US3988529 *Dec 9, 1974Oct 26, 1976The Marconi Company LimitedTelevision transmission
US4393371 *May 18, 1981Jul 12, 1983Morgan-Smith Electronics Ltd.Analogue to digital signal conversion and storage system
US4496937 *Apr 20, 1983Jan 29, 1985Tokyo Shibaura Denki Kabushiki KaishaSampled signal generation circuit
US4626827 *Mar 15, 1983Dec 2, 1986Victor Company Of Japan, LimitedMethod and system for data compression by variable frequency sampling
US4763207 *Dec 12, 1986Aug 9, 1988R. R. Donnelley & Sons CompanyDigital method and system for reproducing analog data
US4816829 *Apr 30, 1987Mar 28, 1989R. R. Donnelley & Sons CompanyMethod of and apparatus for converting digital data between data formats
US4899146 *Dec 16, 1988Feb 6, 1990R. R. Donnelley & Sons CompanyMethod of and apparatus for converting digital data between data formats
US5253059 *May 15, 1992Oct 12, 1993Bell Communications Research, Inc.Method and circuit for adjusting the size of a video frame
US8446530Sep 28, 2001May 21, 2013Entropic Communications, Inc.Dynamic sampling
US20030063219 *Sep 28, 2001Apr 3, 2003Bellers Erwin B.Dynamic sampling
DE2129454A1 *Jun 14, 1971Dec 23, 1971Western Electric CoVideo-Codierung fuer Redundanzverringerung durch Beschneiden der Bildraender
WO2003030523A1 *Sep 10, 2002Apr 10, 2003Koninklijke Philips Electronics N.V.Dynamic video sampling
Classifications
U.S. Classification348/399.1, 375/E07.252, 375/240, 375/E07.26
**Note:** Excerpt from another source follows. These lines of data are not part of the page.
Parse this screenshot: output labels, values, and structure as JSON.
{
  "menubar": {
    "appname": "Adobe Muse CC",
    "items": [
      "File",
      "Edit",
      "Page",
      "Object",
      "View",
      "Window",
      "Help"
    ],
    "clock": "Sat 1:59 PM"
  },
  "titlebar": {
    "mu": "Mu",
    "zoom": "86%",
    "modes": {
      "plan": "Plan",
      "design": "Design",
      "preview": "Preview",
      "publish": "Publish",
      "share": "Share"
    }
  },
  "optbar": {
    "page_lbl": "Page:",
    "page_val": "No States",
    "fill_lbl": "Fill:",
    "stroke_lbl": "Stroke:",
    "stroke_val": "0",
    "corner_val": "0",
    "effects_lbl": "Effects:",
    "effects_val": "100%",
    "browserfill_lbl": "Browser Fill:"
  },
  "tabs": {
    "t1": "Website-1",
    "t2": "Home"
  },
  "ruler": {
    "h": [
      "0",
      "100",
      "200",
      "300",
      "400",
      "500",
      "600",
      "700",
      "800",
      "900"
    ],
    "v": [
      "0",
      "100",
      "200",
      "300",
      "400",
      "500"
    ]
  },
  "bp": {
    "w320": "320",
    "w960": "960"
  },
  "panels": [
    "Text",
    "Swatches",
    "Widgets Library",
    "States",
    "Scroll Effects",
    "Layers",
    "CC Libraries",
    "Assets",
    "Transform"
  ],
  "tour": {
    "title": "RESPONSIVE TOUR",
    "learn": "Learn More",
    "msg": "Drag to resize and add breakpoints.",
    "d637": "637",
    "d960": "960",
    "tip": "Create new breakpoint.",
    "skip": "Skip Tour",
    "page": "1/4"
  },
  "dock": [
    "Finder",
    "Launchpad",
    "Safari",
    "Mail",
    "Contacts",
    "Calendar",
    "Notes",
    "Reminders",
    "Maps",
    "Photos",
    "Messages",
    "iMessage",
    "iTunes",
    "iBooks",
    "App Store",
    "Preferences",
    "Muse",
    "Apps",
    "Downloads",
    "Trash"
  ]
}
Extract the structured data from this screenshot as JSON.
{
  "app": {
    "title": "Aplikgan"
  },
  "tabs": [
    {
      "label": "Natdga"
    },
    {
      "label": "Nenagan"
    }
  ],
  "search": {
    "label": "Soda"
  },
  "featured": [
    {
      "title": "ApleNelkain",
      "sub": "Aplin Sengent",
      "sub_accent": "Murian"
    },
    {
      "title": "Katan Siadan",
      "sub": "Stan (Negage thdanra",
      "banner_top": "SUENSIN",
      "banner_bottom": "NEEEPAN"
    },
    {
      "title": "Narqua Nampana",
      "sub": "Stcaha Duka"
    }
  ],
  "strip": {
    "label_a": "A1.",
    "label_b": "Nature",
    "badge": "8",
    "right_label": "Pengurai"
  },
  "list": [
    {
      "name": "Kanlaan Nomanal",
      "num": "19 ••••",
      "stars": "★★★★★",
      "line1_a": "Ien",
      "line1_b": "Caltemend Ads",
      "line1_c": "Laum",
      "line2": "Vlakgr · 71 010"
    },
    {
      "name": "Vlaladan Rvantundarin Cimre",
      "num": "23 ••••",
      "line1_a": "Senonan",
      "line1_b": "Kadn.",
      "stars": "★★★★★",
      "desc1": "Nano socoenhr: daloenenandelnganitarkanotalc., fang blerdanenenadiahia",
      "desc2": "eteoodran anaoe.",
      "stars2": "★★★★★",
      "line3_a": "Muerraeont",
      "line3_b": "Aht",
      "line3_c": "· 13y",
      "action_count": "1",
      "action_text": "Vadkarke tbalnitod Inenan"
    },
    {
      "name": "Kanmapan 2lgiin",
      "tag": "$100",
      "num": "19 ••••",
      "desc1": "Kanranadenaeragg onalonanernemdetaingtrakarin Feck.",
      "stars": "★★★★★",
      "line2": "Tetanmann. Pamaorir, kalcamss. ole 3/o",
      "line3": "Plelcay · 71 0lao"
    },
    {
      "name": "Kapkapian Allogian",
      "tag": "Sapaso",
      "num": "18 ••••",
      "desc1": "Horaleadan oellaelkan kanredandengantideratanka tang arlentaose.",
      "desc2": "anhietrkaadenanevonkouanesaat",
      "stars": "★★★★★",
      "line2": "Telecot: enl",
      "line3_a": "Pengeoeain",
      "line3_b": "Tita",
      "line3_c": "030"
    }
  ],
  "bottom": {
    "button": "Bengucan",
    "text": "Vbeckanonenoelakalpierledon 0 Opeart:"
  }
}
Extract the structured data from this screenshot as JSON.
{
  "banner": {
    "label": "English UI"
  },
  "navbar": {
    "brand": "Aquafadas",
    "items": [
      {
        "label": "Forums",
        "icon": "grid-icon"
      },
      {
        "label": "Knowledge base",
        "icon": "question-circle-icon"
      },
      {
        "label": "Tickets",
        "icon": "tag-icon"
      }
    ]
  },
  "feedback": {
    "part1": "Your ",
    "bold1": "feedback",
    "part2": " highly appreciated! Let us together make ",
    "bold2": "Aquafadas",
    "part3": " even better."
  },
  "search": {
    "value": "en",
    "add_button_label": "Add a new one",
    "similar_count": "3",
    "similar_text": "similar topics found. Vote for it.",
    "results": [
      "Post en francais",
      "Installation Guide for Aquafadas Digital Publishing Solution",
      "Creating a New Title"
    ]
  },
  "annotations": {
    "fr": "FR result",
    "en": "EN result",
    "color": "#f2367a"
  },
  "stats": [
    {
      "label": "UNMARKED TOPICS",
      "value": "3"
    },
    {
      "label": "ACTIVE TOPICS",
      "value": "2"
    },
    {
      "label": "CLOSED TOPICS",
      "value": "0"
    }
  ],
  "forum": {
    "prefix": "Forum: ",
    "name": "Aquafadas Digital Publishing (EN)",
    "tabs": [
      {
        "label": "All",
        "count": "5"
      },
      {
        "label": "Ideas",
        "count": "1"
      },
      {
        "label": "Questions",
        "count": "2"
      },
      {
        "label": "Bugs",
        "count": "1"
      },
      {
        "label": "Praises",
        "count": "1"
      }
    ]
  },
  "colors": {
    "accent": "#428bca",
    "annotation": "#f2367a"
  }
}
International ClassificationH04N7/26, H04N7/46
Cooperative ClassificationH04N19/00, H04N19/00757
European ClassificationH04N7/46S, H04N7/26